The breakaway had strained on a short leash all day, the teams keen on a sprint finish keeping control: we didn’t cart all this fast twitch muscle across the mountains of Spain for nothing, you know.
In a Grand Tour where flat roads are at a premium a stage that was lumpy, but without a classified climb, represented gold dust. The likes of Jakobsen, Gaviria, and Bennett, to the fore.
Panning the streets of Oviedo in search of glory, where the day boiled down to a single, final kilometre.
On the uphill approach to the finish a swarming effect took place. Those at the head of the race slowing slightly on the gradient, those behind sensing their chance and accelerating.
The pack bunched and spread. Something had to give. A touch of wheels, a domino effect, several dozen cyclists smeared across the street.Embed from Getty Images
Where is Roglic? Valverde? Pogacar?
Who made it through?
About twenty riders.
Tosh Van der Sande, the likeable Lotto-Soudal man, leapt away. Richeze, Jakobsen’s lead-out man, chased, Bennett on his wheel. Three men clear.
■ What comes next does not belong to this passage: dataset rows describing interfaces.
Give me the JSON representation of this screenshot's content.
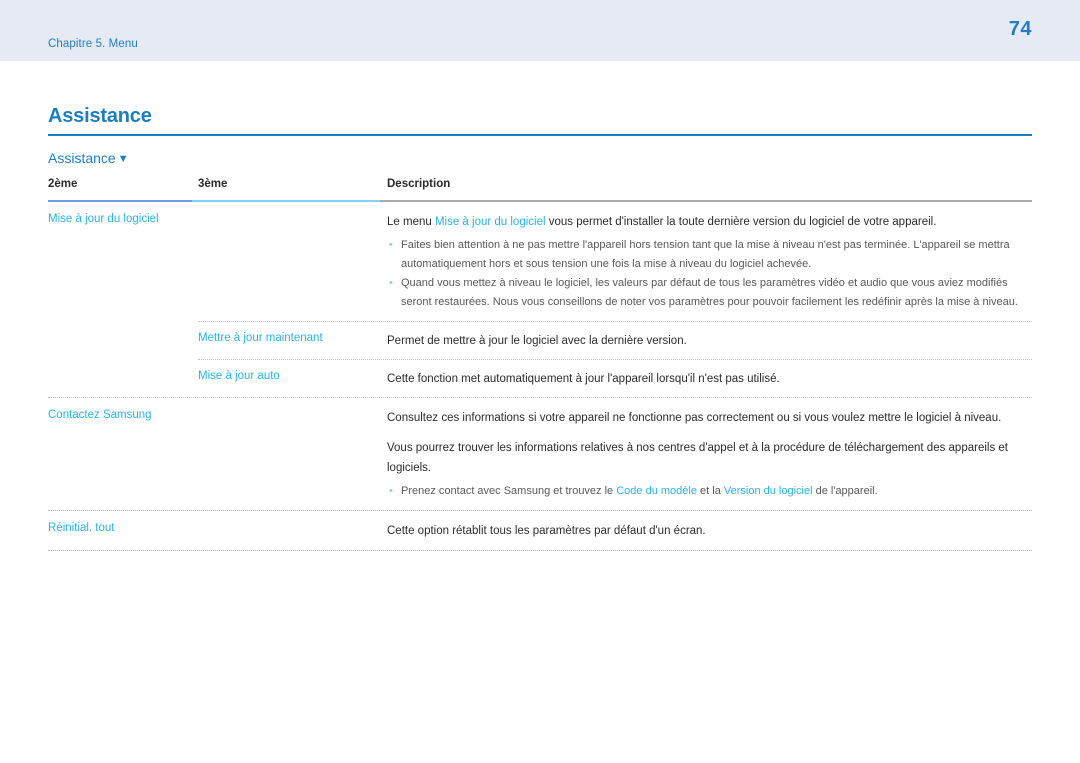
{
  "header": {
    "chapter": "Chapitre 5. Menu",
    "page_number": "74",
    "band_color": "#e6eaf5",
    "accent_color": "#1f7fc4"
  },
  "section": {
    "title": "Assistance",
    "subsection": "Assistance",
    "subsection_marker": "▼",
    "rule_color": "#1a7fc1"
  },
  "table": {
    "headers": {
      "col1": "2ème",
      "col2": "3ème",
      "col3": "Description"
    },
    "rule_segments": {
      "col1_color": "#6f9de0",
      "col2_color": "#7fd3f4",
      "col3_color": "#aaaaaa"
    },
    "term_color": "#29b3e8",
    "rows": [
      {
        "col1": "Mise à jour du logiciel",
        "col2": "",
        "desc_lead_plain": "Le menu ",
        "desc_lead_highlight": "Mise à jour du logiciel",
        "desc_lead_tail": " vous permet d'installer la toute dernière version du logiciel de votre appareil.",
        "bullets": [
          "Faites bien attention à ne pas mettre l'appareil hors tension tant que la mise à niveau n'est pas terminée. L'appareil se mettra automatiquement hors et sous tension une fois la mise à niveau du logiciel achevée.",
          "Quand vous mettez à niveau le logiciel, les valeurs par défaut de tous les paramètres vidéo et audio que vous aviez modifiés seront restaurées. Nous vous conseillons de noter vos paramètres pour pouvoir facilement les redéfinir après la mise à niveau."
        ]
      },
      {
        "col1": "",
        "col2": "Mettre à jour maintenant",
        "desc": "Permet de mettre à jour le logiciel avec la dernière version."
      },
      {
        "col1": "",
        "col2": "Mise à jour auto",
        "desc": "Cette fonction met automatiquement à jour l'appareil lorsqu'il n'est pas utilisé."
      },
      {
        "col1": "Contactez Samsung",
        "col2": "",
        "desc_p1": "Consultez ces informations si votre appareil ne fonctionne pas correctement ou si vous voulez mettre le logiciel à niveau.",
        "desc_p2": "Vous pourrez trouver les informations relatives à nos centres d'appel et à la procédure de téléchargement des appareils et logiciels.",
        "bullet_parts": {
          "p1": "Prenez contact avec Samsung et trouvez le ",
          "hl1": "Code du modèle",
          "p2": " et la ",
          "hl2": "Version du logiciel",
          "p3": " de l'appareil."
        }
      },
      {
        "col1": "Réinitial. tout",
        "col2": "",
        "desc": "Cette option rétablit tous les paramètres par défaut d'un écran."
      }
    ]
  }
}
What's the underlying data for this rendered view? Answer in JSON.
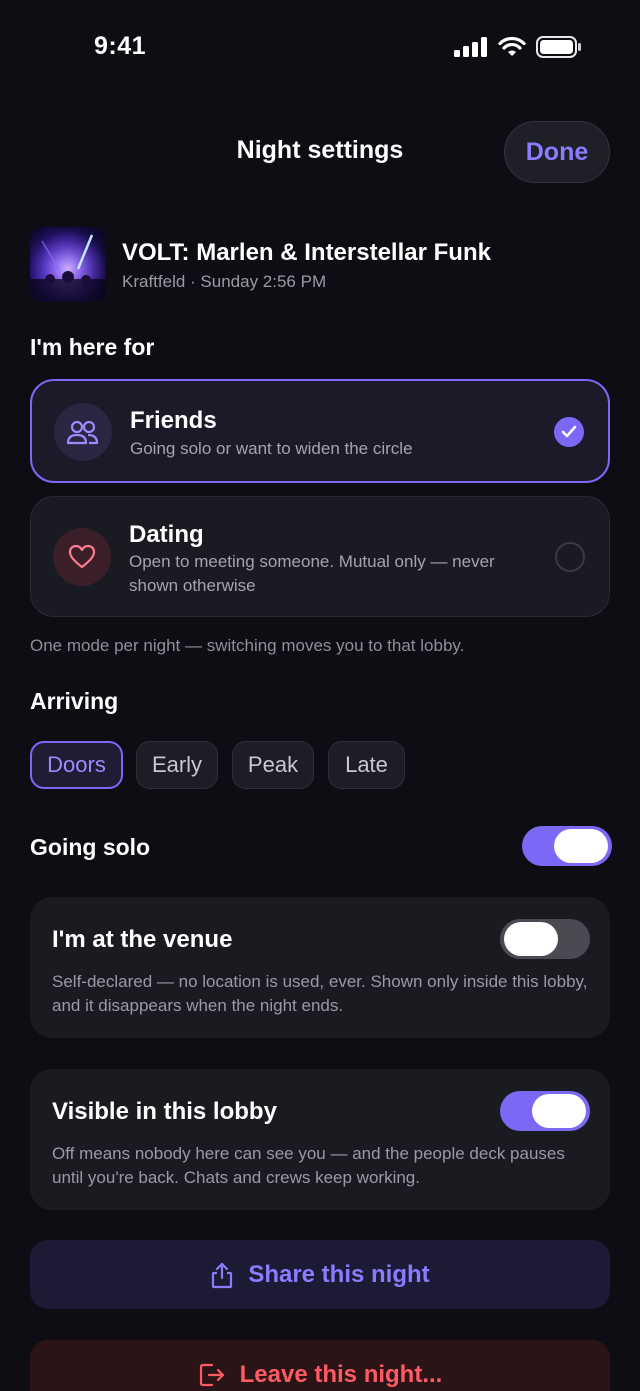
{
  "status_bar": {
    "time": "9:41"
  },
  "header": {
    "title": "Night settings",
    "done_label": "Done"
  },
  "event": {
    "title": "VOLT: Marlen & Interstellar Funk",
    "subtitle": "Kraftfeld · Sunday 2:56 PM"
  },
  "mode_section": {
    "label": "I'm here for",
    "options": [
      {
        "title": "Friends",
        "description": "Going solo or want to widen the circle",
        "selected": true,
        "icon": "people-icon"
      },
      {
        "title": "Dating",
        "description": "Open to meeting someone. Mutual only — never shown otherwise",
        "selected": false,
        "icon": "heart-icon"
      }
    ],
    "hint": "One mode per night — switching moves you to that lobby."
  },
  "arriving": {
    "label": "Arriving",
    "options": [
      "Doors",
      "Early",
      "Peak",
      "Late"
    ],
    "selected": "Doors"
  },
  "going_solo": {
    "label": "Going solo",
    "enabled": true
  },
  "at_venue": {
    "title": "I'm at the venue",
    "description": "Self-declared — no location is used, ever. Shown only inside this lobby, and it disappears when the night ends.",
    "enabled": false
  },
  "visible": {
    "title": "Visible in this lobby",
    "description": "Off means nobody here can see you — and the people deck pauses until you're back. Chats and crews keep working.",
    "enabled": true
  },
  "actions": {
    "share_label": "Share this night",
    "leave_label": "Leave this night..."
  },
  "colors": {
    "accent": "#7b68f5",
    "danger": "#ff5a64",
    "background": "#0d0d13"
  }
}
The peloton, back down the road, untangling bikes and limbs, checking for breaks and bruises.
A strange, random finish.
Three disparate riders without a known formula. Expecting a bunch sprint. Freestyling. Winging it.Embed from Getty Images
One acceleration – boom! – and Sam Bennett arced clear of the two, a five-metre lead in the space of a pedal stroke. So strong. Slightly baffled by his position; fifty metres from the line, coasting in for the win, an apologetic finger in the air celebration.
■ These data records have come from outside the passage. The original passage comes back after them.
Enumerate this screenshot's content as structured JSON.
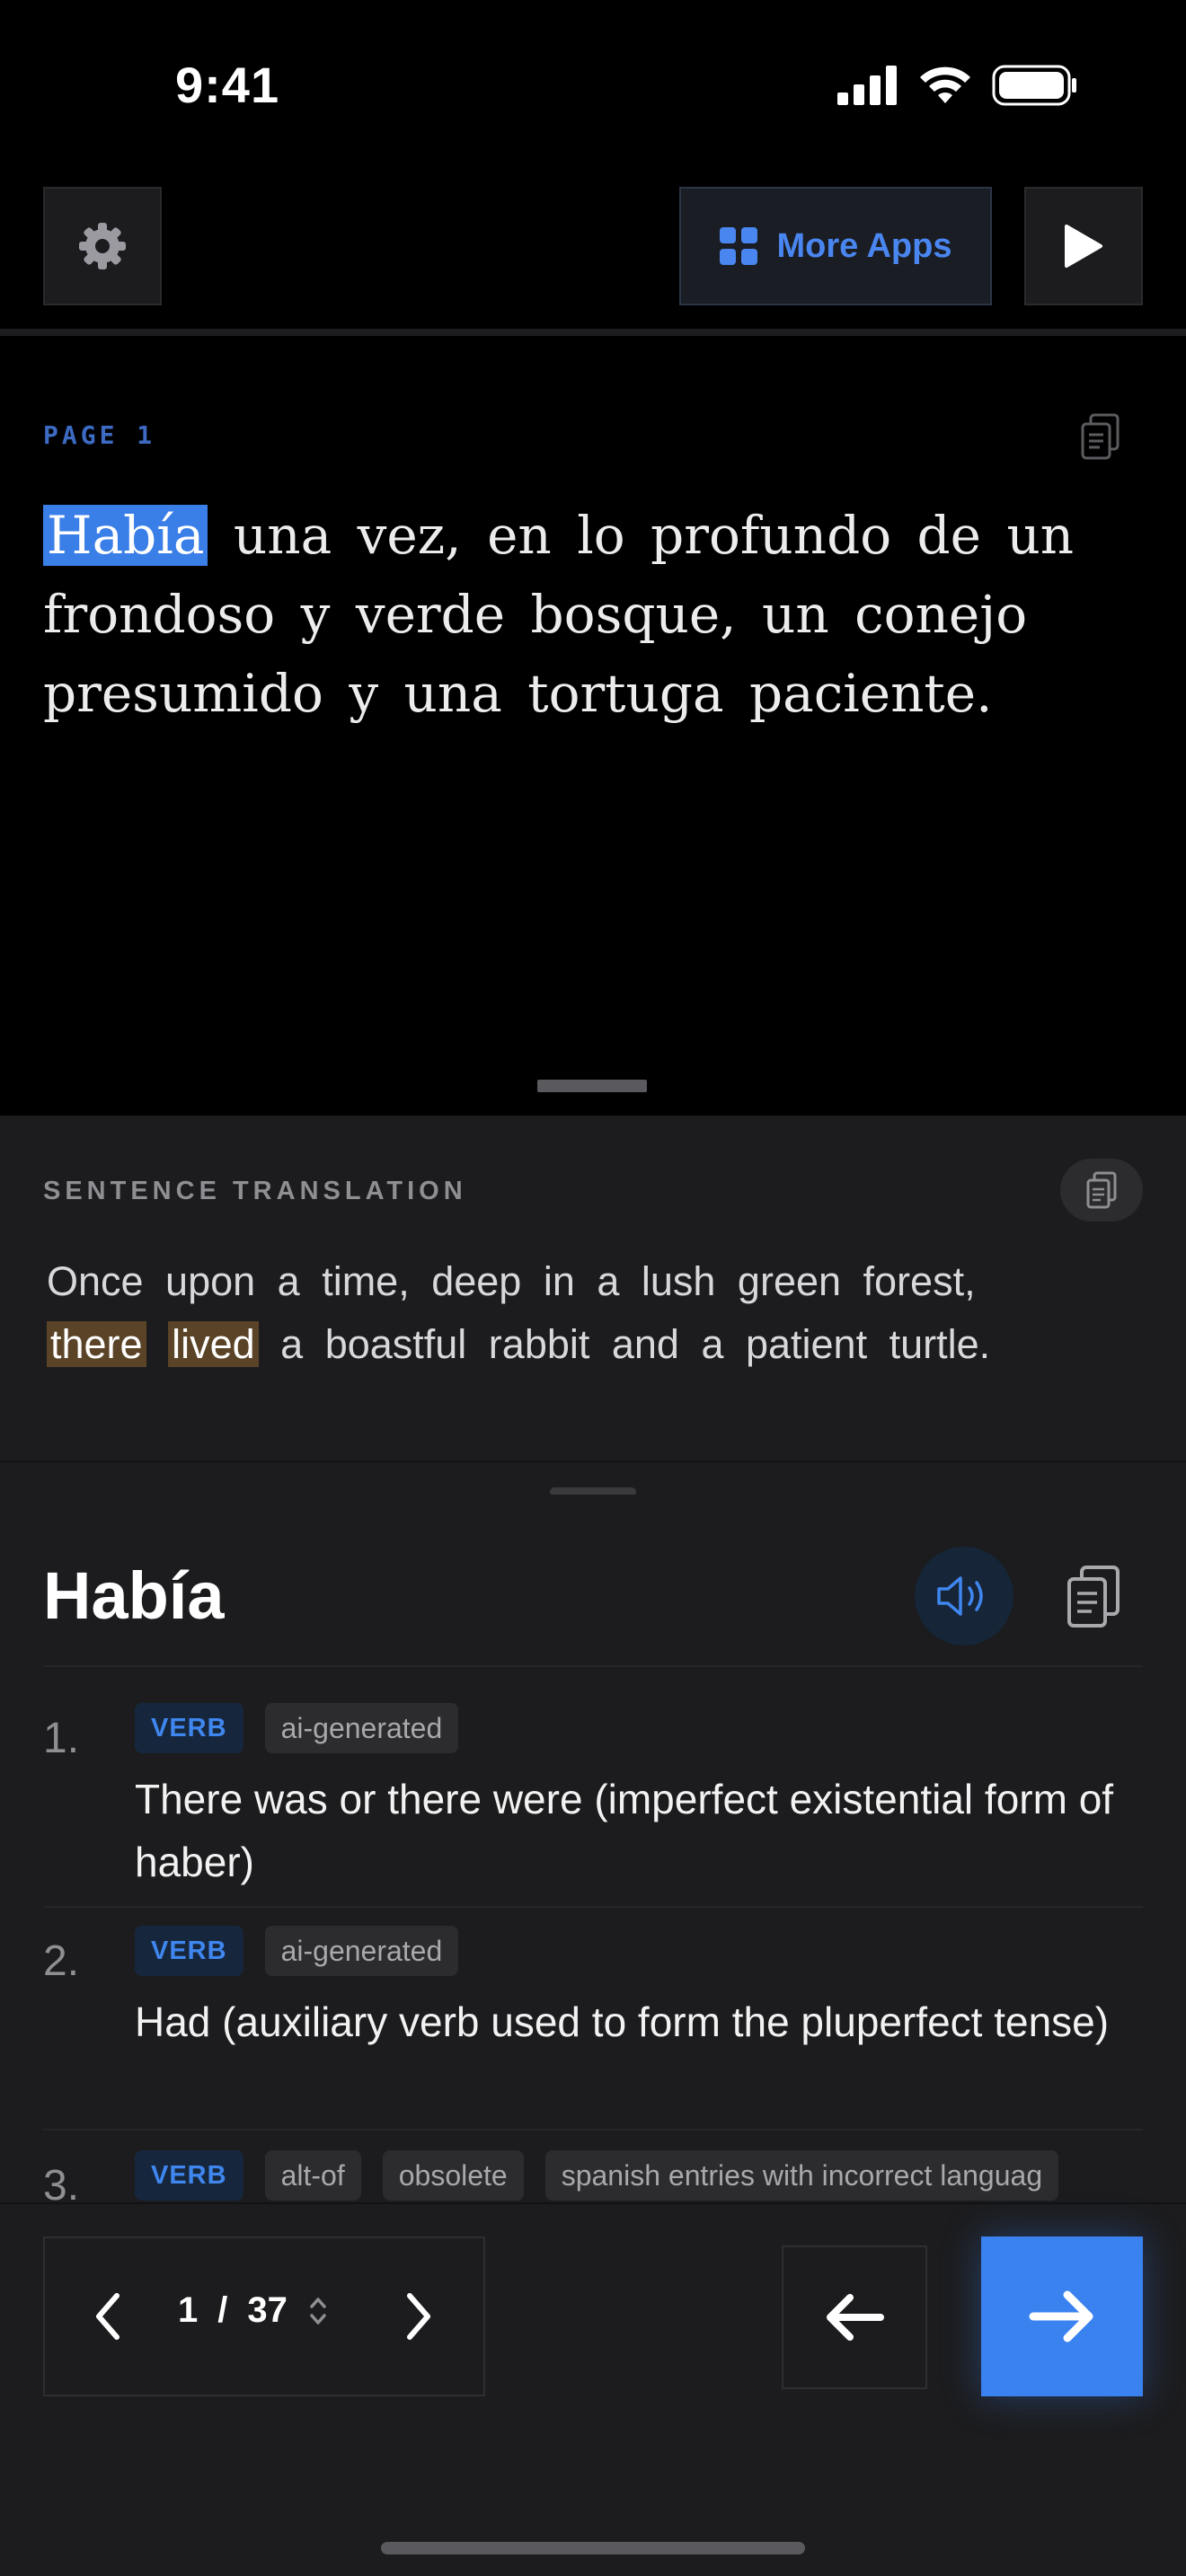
{
  "status_bar": {
    "time": "9:41"
  },
  "toolbar": {
    "more_apps_label": "More Apps"
  },
  "reader": {
    "page_label": "PAGE 1",
    "highlighted_word": "Había",
    "story_rest": " una vez, en lo profundo de un frondoso y verde bosque, un conejo presumido y una tortuga paciente."
  },
  "translation": {
    "label": "SENTENCE TRANSLATION",
    "text_before": "Once upon a time, deep in a lush green forest,",
    "hl1": "there",
    "hl2": "lived",
    "text_after": " a boastful rabbit and a patient turtle."
  },
  "dictionary": {
    "word": "Había",
    "definitions": [
      {
        "num": "1.",
        "tags": [
          "VERB",
          "ai-generated"
        ],
        "text": "There was or there were (imperfect existential form of haber)"
      },
      {
        "num": "2.",
        "tags": [
          "VERB",
          "ai-generated"
        ],
        "text": "Had (auxiliary verb used to form the pluperfect tense)"
      },
      {
        "num": "3.",
        "tags": [
          "VERB",
          "alt-of",
          "obsolete",
          "spanish entries with incorrect languag"
        ]
      }
    ]
  },
  "pager": {
    "current": "1",
    "separator": "/",
    "total": "37"
  },
  "colors": {
    "accent": "#3a82f0",
    "highlight_orange": "#5a4326"
  }
}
Almost certainly wasn’t.
Right, Bennett’s won, what about the crash?
Cameras pan back to see carnage unravelling, riders (largely) back on bikes, GC contenders all in one piece.
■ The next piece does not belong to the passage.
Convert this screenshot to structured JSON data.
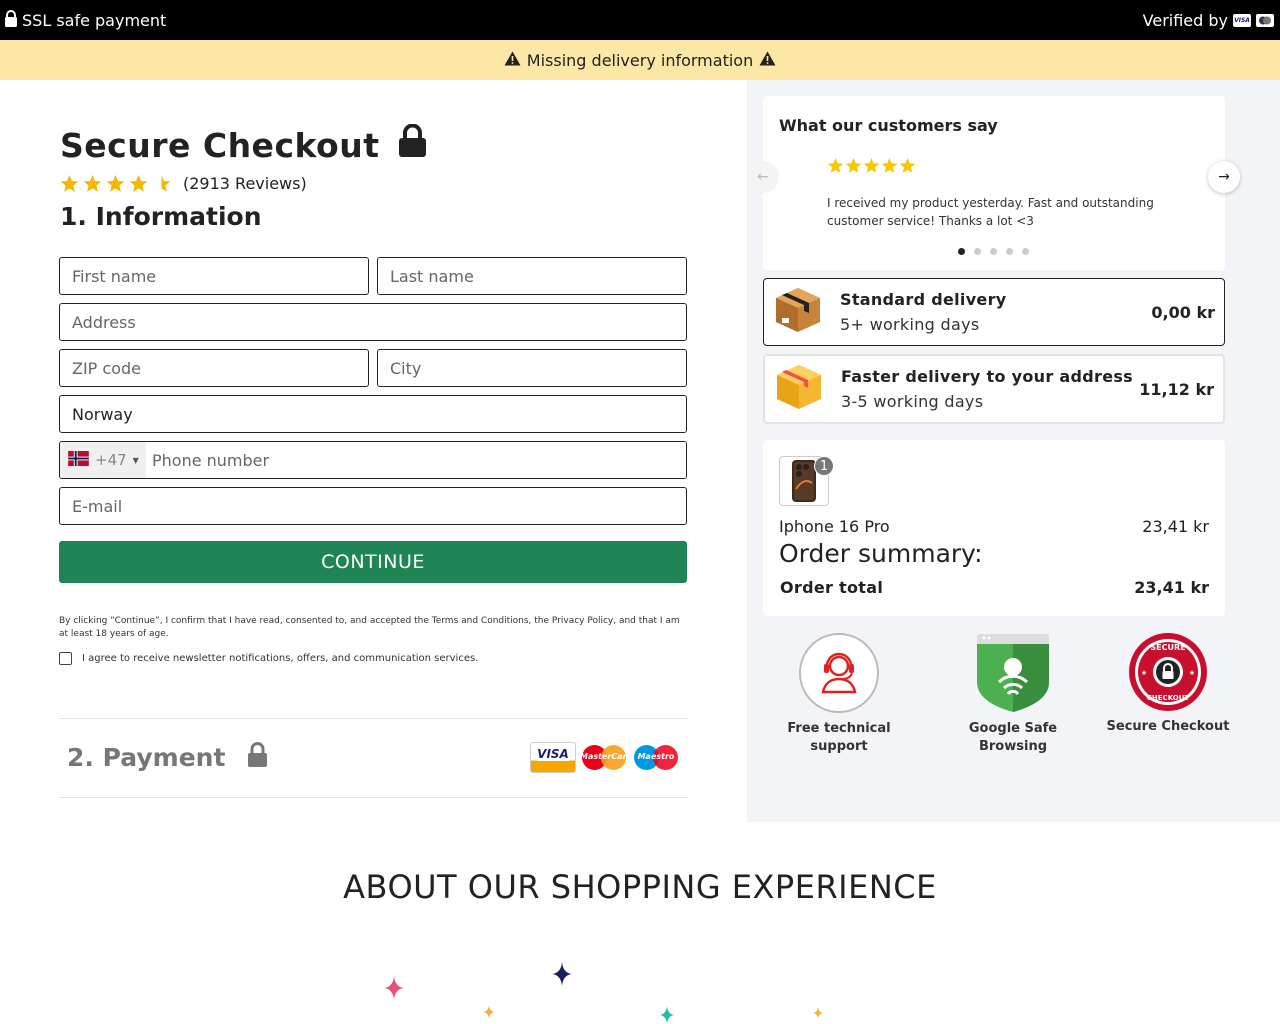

A quiet day that suddenly, all at once, got very loud indeed. Just another day at the Vuelta Espana.